Work With Our Experienced Child Custody Attorneys
Child custody and visitation are emotional issues for most parents. When both parents want custody of the children, the issues of custody can become a very fierce battle during the divorce. Thankfully, custody laws in the state of Michigan advocate and uphold the best interests of the child and the law creates a presumption that each parent have an opportunity to bond and develop a strong and healthy relationship with the child. The primary concern for most courts when a petition is initially filed is to maintain the stability of the child’s environment and avoid unjustifiable and disruptive custody changes while also providing both parents with as much time with the children as possible. Our experienced custody attorneys at Gordon & Hess, PLC. can help you through the custody process in the state of Michigan. Call us today at 616-369-7452 to discuss your options.
Understanding The Differences Between Legal And Physical Custody
There are two forms of child custody: legal custody and physical custody. Legal custody refers to decision-making powers for the children. Parents who share joint legal custody are involved in the day-to-day responsibilities for the children. Both parents have equal say in their child’s life events such as which school the child goes to, which religion and upbringing as well as healthcare matters including doctors and dentists. physical custody refers to the physical presence of the children and where the children will primarily reside on a daily basis.
If one parent is awarded the primary physical custody or sole physical custody of the children by a court then this would mean that the parent is the primary custodian and the children would primarily reside with that parent while the other parents would typically receive reasonable parenting time or visitation with the children. An award of joint physical custody is possible and generally means each parent has “significant periods” of physical custody with the children. However, this does not necessarily mean the child’s time must be evenly (50/50) divided between each parent. It is very possible and most likely that one parent may have slightly more physical time with the children than the other while the parties are still considered to have joint physical custody under the eyes of the law.
What Is Sole Legal Custody?
In some circumstances both parents may not be present or actively involved in their child’s life or possibly one parent failed to answer the initial custody or support case when it was originally filed. When this is the case one parent can be awarded sole legal and physical custody by the court. When a parent is granted sole legal and physical custody, the child primarily resides with one parent and that parent makes all the legal decisions without the need to consult or confirm anything with the other parent.

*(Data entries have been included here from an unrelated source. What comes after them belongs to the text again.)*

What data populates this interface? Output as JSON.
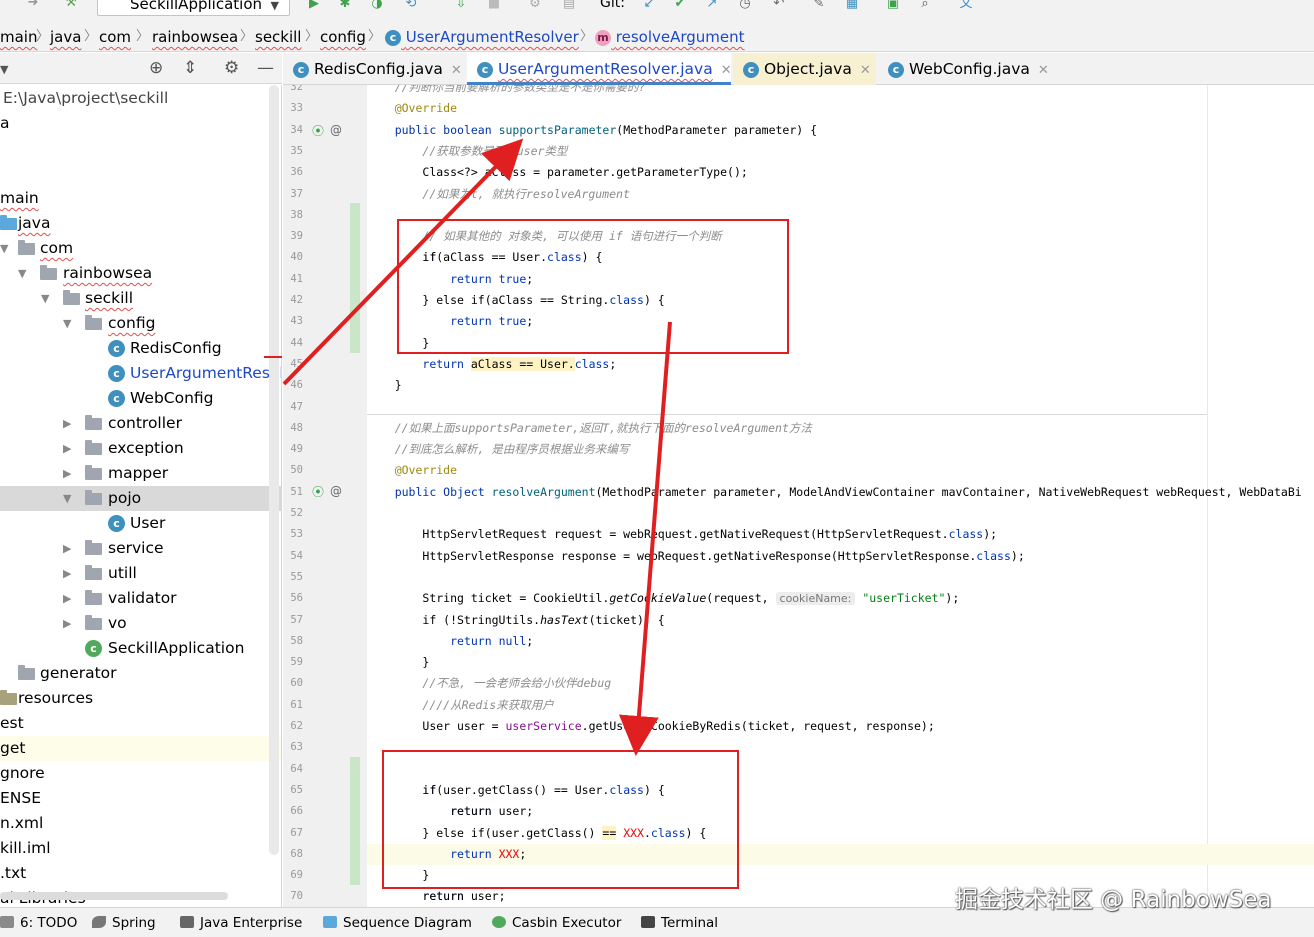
{
  "toolbar": {
    "run_config": "SeckillApplication",
    "git_label": "Git:"
  },
  "breadcrumb": [
    "main",
    "java",
    "com",
    "rainbowsea",
    "seckill",
    "config",
    "UserArgumentResolver",
    "resolveArgument"
  ],
  "project": {
    "root_path": "E:\\Java\\project\\seckill",
    "items": [
      "a",
      "main",
      "java",
      "com",
      "rainbowsea",
      "seckill",
      "config",
      "RedisConfig",
      "UserArgumentResolv",
      "WebConfig",
      "controller",
      "exception",
      "mapper",
      "pojo",
      "User",
      "service",
      "utill",
      "validator",
      "vo",
      "SeckillApplication",
      "generator",
      "resources",
      "est",
      "get",
      "gnore",
      "ENSE",
      "n.xml",
      "kill.iml",
      ".txt",
      "al Libraries"
    ]
  },
  "tabs": [
    "RedisConfig.java",
    "UserArgumentResolver.java",
    "Object.java",
    "WebConfig.java"
  ],
  "editor": {
    "line_numbers": [
      "32",
      "33",
      "34",
      "35",
      "36",
      "37",
      "38",
      "39",
      "40",
      "41",
      "42",
      "43",
      "44",
      "45",
      "46",
      "47",
      "48",
      "49",
      "50",
      "51",
      "52",
      "53",
      "54",
      "55",
      "56",
      "57",
      "58",
      "59",
      "60",
      "61",
      "62",
      "63",
      "64",
      "65",
      "66",
      "67",
      "68",
      "69",
      "70"
    ],
    "code": {
      "l32": "//判断你当前要解析的参数类型是不是你需要的?",
      "l33": "@Override",
      "l34a": "public boolean ",
      "l34b": "supportsParameter",
      "l34c": "(MethodParameter parameter) {",
      "l35": "//获取参数是不是user类型",
      "l36": "Class<?> aClass = parameter.getParameterType();",
      "l37": "//如果为t, 就执行resolveArgument",
      "l39": "// 如果其他的 对象类, 可以使用 if 语句进行一个判断",
      "l40a": "if(aClass == User.",
      "l40b": "class",
      "l40c": ") {",
      "l41a": "return ",
      "l41b": "true",
      "l41c": ";",
      "l42a": "} else if(aClass == String.",
      "l42b": "class",
      "l42c": ") {",
      "l43a": "return ",
      "l43b": "true",
      "l43c": ";",
      "l44": "}",
      "l45a": "return ",
      "l45b": "aClass == User.",
      "l45c": "class",
      "l45d": ";",
      "l46": "}",
      "l48": "//如果上面supportsParameter,返回T,就执行下面的resolveArgument方法",
      "l49": "//到底怎么解析, 是由程序员根据业务来编写",
      "l50": "@Override",
      "l51a": "public Object ",
      "l51b": "resolveArgument",
      "l51c": "(MethodParameter parameter, ModelAndViewContainer mavContainer, NativeWebRequest webRequest, WebDataBi",
      "l53a": "HttpServletRequest request = webRequest.getNativeRequest(HttpServletRequest.",
      "l53b": "class",
      "l53c": ");",
      "l54a": "HttpServletResponse response = webRequest.getNativeResponse(HttpServletResponse.",
      "l54b": "class",
      "l54c": ");",
      "l56a": "String ticket = CookieUtil.",
      "l56b": "getCookieValue",
      "l56c": "(request, ",
      "l56hint": "cookieName:",
      "l56d": "\"userTicket\"",
      "l56e": ");",
      "l57a": "if (!StringUtils.",
      "l57b": "hasText",
      "l57c": "(ticket)) {",
      "l58a": "return ",
      "l58b": "null",
      "l58c": ";",
      "l59": "}",
      "l60": "//不急, 一会老师会给小伙伴debug",
      "l61": "////从Redis来获取用户",
      "l62a": "User user = ",
      "l62b": "userService",
      "l62c": ".getUserByCookieByRedis(ticket, request, response);",
      "l65a": "if(user.getClass() == User.",
      "l65b": "class",
      "l65c": ") {",
      "l66": "return user;",
      "l67a": "} else if(user.getClass() ",
      "l67b": "==",
      "l67c": " ",
      "l67d": "XXX",
      "l67e": ".",
      "l67f": "class",
      "l67g": ") {",
      "l68a": "return ",
      "l68b": "XXX",
      "l68c": ";",
      "l69": "}",
      "l70": "return user;"
    }
  },
  "bottom_bar": [
    "6: TODO",
    "Spring",
    "Java Enterprise",
    "Sequence Diagram",
    "Casbin Executor",
    "Terminal"
  ],
  "watermark": "掘金技术社区 @ RainbowSea",
  "colors": {
    "annotation_red": "#e02020",
    "keyword": "#0033b3",
    "string": "#067d17",
    "comment": "#8c8c8c"
  }
}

The non-custodial parent literally has no legal rights under the law and cannot even obtain basic information about their child on request. The non-custodial parent still may have basic visitation rights and be ordered to pay child support but still have no legal rights. This also presents a very serious problem for the non-custodial parent as the court is required to grant any requests from the custodial parents to move from the state of Michigan without a formal hearing and the non-custodial parent does not necessarily have any right to stop such a move without first petitioning the court for joint legal custody.
If parents can agree on who shall have custody, the Judge must accept the parents mutual decision unless the Court makes a finding on the record by “clear and convincing” evidence that the custodial arrangement is not in the child’s best interest. However, if a couple cannot agree on the legal and physical custody of the children, the Court is authorized and empowered by law to make a binding decision and issue a judgment. When determining child custody, the court must consider the best interests of the child. The court does so by applying the “best interest factors” to your set of circumstances.
What Are The 12 “Best Interest” Factors?
These are defined under Michigan law as the following 12 factors:
- Emotional ties including the love, affection existing between the children and parents
- Whether the parents are able and willing to continue giving the child love, affection, guidance, and providing education and religious or spiritual guidance
- Whether parents or caregivers are capable of providing the child with the basic necessities and other material needs such as food, clothing, medical care or other remedial care
- How long the family has lived in a stable, satisfactory environment, and whether they want to continue doing so
- The permanence of existing or the proposed custodial home or homes
- The parents’ moral fitness
- The parents’ mental and physical health
- The child’s home, school, and community record
- If the court determines the child is the right age to express a preference, what the child’s reasonable preference is
- How willing and able each parent is to facilitating and encouraging a consistent, close relationship
- Whether domestic violence is a factor in the home in any way
- Other factors the court may deem relevant
Custody cases in Michigan are very difficult from an emotional standpoint and the laws are not easily understood without an experienced professional to assist you. It is very important that you retain an experienced professional that understands the custody laws in Michigan and can aggressively and effectively advocate on your behalf to protect your rights including the right to have a loving and nurturing relationship with your children.
Call Us At 616-369-7452 To Speak With One Of Our Custody Lawyers
At Gordon & Hess, PLC, in Grand Rapids our attorneys are caring and compassionate without compromising our duty to aggressively protect your rights. We are highly experienced and have handled divorce, child custody and support cases throughout West Michigan. Let our family and divorce attorney team help you. Email us or call and schedule a free consultation to meet face-to-face to discuss your family law matter. We can help you chart the best course of action and start develop a winning game plan — including incorporating mediation options — to resolve your disputes from the start.